▶ EXERCISE MATERIAL
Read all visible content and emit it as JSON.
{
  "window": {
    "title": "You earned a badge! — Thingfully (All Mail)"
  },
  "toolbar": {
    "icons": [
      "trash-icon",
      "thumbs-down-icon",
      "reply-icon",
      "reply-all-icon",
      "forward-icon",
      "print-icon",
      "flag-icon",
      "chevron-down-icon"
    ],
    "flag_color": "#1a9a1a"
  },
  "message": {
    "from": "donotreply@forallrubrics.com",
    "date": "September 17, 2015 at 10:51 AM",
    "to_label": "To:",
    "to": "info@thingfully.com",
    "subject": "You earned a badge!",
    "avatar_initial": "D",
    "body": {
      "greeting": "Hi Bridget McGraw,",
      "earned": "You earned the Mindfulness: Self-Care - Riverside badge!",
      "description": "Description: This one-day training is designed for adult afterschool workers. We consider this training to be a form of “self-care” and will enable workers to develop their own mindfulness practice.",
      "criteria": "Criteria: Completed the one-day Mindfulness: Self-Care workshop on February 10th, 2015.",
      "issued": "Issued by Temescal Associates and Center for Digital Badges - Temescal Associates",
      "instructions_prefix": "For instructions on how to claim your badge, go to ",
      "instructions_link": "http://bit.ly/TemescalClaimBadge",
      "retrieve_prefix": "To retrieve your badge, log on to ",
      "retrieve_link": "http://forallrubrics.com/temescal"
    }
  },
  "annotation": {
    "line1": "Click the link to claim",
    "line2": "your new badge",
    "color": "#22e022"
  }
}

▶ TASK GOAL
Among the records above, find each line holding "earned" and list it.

▶ YOUR SOLUTION
    "title": "You earned a badge! — Thingfully (All Mail)"
    "subject": "You earned a badge!",
      "earned": "You earned the Mindfulness: Self-Care - Riverside badge!",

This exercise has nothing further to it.